7 years ago
From the WSJ:
Mullah Omar, supreme leader of the Taliban, is reasserting direct control over the militant group’s loose-knit insurgency in Afghanistan, ordering attacks and shuffling field commanders in preparation for the arrival of thousands of additional U.S. troops, according to U.S. officials and insurgents in Afghanistan.
Until recently, the ground-level conduct of the Taliban’s war against the U.S.-led coalition has been left to local commanders acting on their own. Mr. Omar, who heads a Taliban leadership council called the Quetta “shura” — named after the city in southeast Pakistan where it is believed to be based — has typically focused on choosing Taliban leaders and funneling money, religious guidance and strategic advice to fighters.

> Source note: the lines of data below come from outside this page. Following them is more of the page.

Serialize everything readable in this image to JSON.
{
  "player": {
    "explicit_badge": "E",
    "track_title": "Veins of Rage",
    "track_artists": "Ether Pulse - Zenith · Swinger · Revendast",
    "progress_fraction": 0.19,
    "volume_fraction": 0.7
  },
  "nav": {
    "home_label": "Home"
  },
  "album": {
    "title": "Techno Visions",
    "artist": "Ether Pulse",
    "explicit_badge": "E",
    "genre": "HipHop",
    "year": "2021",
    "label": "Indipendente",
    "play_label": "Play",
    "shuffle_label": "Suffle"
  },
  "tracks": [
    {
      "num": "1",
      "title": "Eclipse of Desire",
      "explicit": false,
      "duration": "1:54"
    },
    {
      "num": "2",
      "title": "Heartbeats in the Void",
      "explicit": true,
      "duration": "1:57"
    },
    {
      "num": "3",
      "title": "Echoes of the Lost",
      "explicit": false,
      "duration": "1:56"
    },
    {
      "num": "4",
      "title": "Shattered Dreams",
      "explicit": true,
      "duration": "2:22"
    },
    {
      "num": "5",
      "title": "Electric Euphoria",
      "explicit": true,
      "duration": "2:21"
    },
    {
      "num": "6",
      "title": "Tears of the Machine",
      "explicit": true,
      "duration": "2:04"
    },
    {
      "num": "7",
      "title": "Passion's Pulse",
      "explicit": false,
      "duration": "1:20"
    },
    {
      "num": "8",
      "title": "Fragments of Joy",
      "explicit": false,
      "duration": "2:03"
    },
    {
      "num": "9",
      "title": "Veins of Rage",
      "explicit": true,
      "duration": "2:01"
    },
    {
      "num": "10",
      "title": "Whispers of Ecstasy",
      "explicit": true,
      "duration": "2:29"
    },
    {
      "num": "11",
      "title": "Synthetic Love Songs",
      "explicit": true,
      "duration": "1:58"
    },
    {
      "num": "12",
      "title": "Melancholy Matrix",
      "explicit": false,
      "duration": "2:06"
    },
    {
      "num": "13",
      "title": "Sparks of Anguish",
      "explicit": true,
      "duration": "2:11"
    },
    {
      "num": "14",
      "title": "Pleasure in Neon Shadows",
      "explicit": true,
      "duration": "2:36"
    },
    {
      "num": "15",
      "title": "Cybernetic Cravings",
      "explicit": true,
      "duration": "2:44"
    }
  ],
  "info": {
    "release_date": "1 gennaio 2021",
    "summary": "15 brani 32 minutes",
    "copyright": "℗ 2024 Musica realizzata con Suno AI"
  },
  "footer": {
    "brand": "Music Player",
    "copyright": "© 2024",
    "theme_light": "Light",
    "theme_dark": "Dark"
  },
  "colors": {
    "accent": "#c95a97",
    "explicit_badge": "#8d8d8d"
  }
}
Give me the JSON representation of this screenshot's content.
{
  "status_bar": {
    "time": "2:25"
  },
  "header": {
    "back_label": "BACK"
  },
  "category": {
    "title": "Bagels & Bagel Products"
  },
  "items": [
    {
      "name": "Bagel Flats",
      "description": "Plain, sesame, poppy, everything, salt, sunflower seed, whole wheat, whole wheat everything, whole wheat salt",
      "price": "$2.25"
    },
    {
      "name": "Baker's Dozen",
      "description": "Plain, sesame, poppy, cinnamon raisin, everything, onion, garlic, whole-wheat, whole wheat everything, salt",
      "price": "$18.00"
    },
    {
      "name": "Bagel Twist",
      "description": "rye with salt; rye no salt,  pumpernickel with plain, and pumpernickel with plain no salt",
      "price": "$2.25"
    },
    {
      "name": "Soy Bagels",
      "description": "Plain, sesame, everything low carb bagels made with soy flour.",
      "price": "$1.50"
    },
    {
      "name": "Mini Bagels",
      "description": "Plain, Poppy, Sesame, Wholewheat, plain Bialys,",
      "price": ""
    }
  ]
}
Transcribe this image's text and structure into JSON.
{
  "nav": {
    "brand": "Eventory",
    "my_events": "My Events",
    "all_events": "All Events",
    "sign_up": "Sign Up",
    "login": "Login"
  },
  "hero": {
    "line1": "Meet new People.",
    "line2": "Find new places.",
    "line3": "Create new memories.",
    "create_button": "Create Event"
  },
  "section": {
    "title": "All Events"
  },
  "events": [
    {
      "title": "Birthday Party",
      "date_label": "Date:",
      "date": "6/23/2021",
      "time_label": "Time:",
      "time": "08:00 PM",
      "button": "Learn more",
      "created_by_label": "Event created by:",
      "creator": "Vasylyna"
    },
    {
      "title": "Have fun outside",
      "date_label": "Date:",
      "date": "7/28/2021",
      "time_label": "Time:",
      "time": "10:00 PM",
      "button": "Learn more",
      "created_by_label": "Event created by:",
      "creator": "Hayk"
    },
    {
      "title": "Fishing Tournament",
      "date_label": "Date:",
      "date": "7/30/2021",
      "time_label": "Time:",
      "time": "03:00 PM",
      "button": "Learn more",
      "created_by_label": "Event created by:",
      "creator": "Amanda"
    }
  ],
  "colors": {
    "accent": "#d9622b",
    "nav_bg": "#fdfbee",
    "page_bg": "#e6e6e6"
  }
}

But since the start of the year, Mr. Omar, through his direct lieutenants, has ordered a spate of suicide bombings and assassinations in southern and eastern Afghanistan that presage a bloody phase to come in the Afghan war, according to U.S. officials and Afghan insurgents …
In another unusual attack in mid-May, nearly a dozen suicide bombers struck targets in the provincial capital of Khost in eastern Afghanistan, leaving 12 people dead, not including the bombers. U.S. officials say the attack was ordered by the Quetta shura …
Mr. Omar’s push to centralize command has irked some rank-and-file Taliban, insurgents say, potentially leaving them more amenable to U.S. and Afghan outreach efforts. Drawing on a tactic first used in Iraq, the U.S. has been reaching out to moderate Taliban fighters in the hopes of reconciling them into Afghanistan’s political process.
However, Mr. Omar’s re-emergence could also lead to a more centralized and coordinated — and violent — insurgency that would pose an even greater threat, U.S. officials and insurgents say.
We have previously discussed the disaggregation of the Taliban into drug runners, petty thieves, local warlords, and distributed operations of small units of Taliban fighters. We said that this would make battling the Taliban more difficult.
There is a flip side to this coin. Despite romantic (maybe pedantic?) notions of swarm theory on the evolution of insurgencies (viz. John Robb at Global Guerrillas), every insurgency is different, from religious devotion to criminality, from (foreign) state sponsorship to complete independence from government influence or largesse, from responsibility being pushed downward to lower- and mid-tier commanders to (in this case) re-centralization of authority and power.
Apparently, Mullah Omar believes that reassuming tactical control over his fighters is in his and the Taliban’s best interest. If he is successful, this might mean more difficulty in battling the Taliban in the South. The claim that some insurgents would be more amenable to outreach efforts due to this re-centralization of power appears to be wishful thinking. The Captain’s Journal simply doesn’t believe it.